The demonstration against the pension reform on January 9, 2019, in Toulouse. - FRED SCHEIBER / SIPA
- Between 1.7 million (according to the CGT) and 452,000 people (according to the government) marched this Thursday to request the withdrawal of the pension reform.
- On the 36th day of mobilization, this participation, admittedly slightly down, shows that "the dynamic is not broken" according to a specialist in social movements.
- The Prime Minister will receive nine unions on Friday to try to find a compromise on this highly contested bill.
It was the first demonstration of 2020 against the government's pension reform. Hundreds of thousands of French people marched this Thursday in several cities to demand the withdrawal of the bill, on the eve of a series of meetings between the executive and the unions.
This fourth national demonstration gathered fewer people than the last one, on December 17, but more than that of December 10, and very many strikers in transport, teaching or refineries. In Paris, tensions between demonstrators and law enforcement officials enamelled the procession in the late afternoon.
Strong mobilization after 36 days of strike
The CGT claimed responsibility for nearly 1.7 million people in 216 processions in France, while the Interior Ministry estimated the mobilization at 452,000 demonstrators. These figures are lower than those of the first demonstration, on December 5. In the capital, participation is increasing according to the unions, which numbers 370,000 people, but it has slightly decreased according to the police, with 56,000 demonstrators.
"Even if we are below the gauge of December 5, the dynamic is not broken," observes the historian of social movements Stéphane Sirot. "The government can obviously not boast of an exhaustion of the challenge."
Moreover, the rates of strikers were maintained in certain categories. A third of railway workers went on strike, according to SNCF management, like on 17 December, 67% of whom were train drivers (they were 76% on 17). In education, the ministry spoke of 19% of strikers in primary and 16% in secondary, against 40% and 50% according to the unions, figures down slightly from December 17.
The showdown continues
On the eve of a series of meetings between the Prime Minister and the unions, the discussion still seems to be deadlocked on the “age of equilibrium”, a measure supposed to guarantee the financial equilibrium of the pension system. "If the pivotal age remains in the law, it's no, it's clear," said Laurent Berger, head of the CFDT, a union known as "reformist", on Thursday. "" I withdraw the pivotal age measure "must be the words of the Prime Minister," added his counterpart from Unsa, Laurent Escure.
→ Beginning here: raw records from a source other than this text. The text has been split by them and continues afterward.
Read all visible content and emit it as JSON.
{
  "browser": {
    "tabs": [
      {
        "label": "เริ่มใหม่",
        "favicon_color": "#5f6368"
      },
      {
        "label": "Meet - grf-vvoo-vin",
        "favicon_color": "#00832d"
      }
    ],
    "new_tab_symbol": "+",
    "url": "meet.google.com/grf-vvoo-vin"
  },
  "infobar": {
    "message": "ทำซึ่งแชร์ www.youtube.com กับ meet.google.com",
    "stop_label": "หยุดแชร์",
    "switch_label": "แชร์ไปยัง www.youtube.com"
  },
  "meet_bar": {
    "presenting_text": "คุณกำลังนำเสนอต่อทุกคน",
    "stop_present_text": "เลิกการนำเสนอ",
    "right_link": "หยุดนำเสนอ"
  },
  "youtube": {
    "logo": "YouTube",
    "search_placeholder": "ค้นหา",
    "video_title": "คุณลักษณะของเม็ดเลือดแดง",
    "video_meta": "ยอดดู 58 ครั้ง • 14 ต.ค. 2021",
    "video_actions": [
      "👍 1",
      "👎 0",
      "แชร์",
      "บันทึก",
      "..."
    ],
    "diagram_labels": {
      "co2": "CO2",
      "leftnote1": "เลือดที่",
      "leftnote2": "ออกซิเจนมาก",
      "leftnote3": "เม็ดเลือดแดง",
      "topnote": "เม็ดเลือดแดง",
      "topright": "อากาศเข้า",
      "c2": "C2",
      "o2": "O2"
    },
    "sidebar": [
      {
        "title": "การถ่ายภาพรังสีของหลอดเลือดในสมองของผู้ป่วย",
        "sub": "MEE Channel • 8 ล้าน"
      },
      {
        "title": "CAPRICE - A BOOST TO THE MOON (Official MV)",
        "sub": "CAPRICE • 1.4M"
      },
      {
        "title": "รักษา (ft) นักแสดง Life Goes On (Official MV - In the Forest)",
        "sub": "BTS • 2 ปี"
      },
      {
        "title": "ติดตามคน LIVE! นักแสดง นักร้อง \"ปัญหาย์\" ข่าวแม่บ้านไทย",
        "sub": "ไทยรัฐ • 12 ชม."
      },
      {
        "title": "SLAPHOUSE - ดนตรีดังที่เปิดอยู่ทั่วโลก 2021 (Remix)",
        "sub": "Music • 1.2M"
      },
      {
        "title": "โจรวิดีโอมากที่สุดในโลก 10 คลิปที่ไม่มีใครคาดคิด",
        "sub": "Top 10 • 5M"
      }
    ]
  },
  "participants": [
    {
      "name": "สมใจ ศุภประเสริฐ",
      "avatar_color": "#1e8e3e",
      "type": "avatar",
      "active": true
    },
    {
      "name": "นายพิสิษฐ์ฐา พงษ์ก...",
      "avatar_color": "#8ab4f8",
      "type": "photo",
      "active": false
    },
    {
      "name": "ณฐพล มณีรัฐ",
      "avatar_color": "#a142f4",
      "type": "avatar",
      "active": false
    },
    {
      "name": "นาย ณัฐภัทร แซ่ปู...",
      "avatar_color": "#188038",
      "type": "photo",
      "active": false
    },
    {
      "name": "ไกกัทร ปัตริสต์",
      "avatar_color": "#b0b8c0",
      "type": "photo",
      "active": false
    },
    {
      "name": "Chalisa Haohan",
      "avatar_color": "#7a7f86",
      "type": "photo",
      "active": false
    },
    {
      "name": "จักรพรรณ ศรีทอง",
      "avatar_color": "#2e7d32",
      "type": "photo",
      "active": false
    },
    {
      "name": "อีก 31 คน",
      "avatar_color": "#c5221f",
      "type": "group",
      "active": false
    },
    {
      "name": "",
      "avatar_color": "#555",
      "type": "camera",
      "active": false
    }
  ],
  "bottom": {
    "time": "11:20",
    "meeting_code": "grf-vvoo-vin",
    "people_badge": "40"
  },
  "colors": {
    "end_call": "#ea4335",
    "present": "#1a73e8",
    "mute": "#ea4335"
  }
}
But the Minister of Action and Public Accounts Gérald Darmanin defended this measure. "The government continues to believe that the pivotal age is a fair and effective measure. What is certain is that we have to work a little longer, "Gérald Darmanin told Le Figaro newspaper. Even if this measure, criticized by the CFDT, was withdrawn from the government's plan, other unions, including the CGT or FO, continue to demand the withdrawal of the bill, as do many demonstrators.
"Nothing says that the movement will stop if a solution found tomorrow on the pivotal age, between the government and the unions," said Stéphane Sirot. “It is not necessarily decisive for the people who demonstrate against the reform. And the influence of the CFDT is minimal on the strikers ”.
The executive calendar is in any case well timed. Nine unions will be received Friday, in turn, in Matignon, during 45-minute meetings. Will be received first, from 8:30 am, the general secretary of Unsa Laurent Lescure, that of FO Yves Veyrier, that of CGT Philippe Martinez, the boss of U2P Alain Griset then that of Medef Geoffroy Roux de Bézieux . Then, in the afternoon, the president of the CFE-CGC François Hommeril will succeed, the secretary general of the CFDT Laurent Berger and the president of the CFTC Cyril Chabanier. The government is due to present its bill on January 24 in the Council of Ministers, and expects to adopt the reform before the summer.
Pension reform: What scenario for the pivotal age (and for funding)?
January 9 strike: "A step back on the pivotal age, we don't care, that's the whole project we want the government to withdraw"
- Pension reform